Copy every line of the data that contains the string "Layout".

_Dataset extract:_
──────────────────────────────
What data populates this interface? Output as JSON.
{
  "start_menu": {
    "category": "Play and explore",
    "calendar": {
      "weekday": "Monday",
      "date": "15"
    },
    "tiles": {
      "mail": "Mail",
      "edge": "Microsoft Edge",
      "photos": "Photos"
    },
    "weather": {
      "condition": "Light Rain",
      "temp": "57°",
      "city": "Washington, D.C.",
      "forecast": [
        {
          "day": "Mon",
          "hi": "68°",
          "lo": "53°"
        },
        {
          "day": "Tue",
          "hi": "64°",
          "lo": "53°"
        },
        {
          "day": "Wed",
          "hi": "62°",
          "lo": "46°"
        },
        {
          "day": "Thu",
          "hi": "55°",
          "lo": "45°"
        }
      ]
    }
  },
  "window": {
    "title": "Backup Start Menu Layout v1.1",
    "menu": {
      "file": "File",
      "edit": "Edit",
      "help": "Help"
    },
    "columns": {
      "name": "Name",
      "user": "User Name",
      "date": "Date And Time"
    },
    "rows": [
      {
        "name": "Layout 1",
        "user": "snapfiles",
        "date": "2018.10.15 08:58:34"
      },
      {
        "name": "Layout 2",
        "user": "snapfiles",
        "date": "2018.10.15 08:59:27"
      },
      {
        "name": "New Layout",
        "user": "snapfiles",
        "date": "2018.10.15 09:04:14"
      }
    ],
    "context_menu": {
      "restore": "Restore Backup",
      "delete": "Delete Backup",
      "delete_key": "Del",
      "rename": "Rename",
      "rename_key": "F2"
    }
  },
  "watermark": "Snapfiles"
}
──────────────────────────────
_Output for this exercise:_
    "title": "Backup Start Menu Layout v1.1",
        "name": "Layout 1",
        "name": "Layout 2",
        "name": "New Layout",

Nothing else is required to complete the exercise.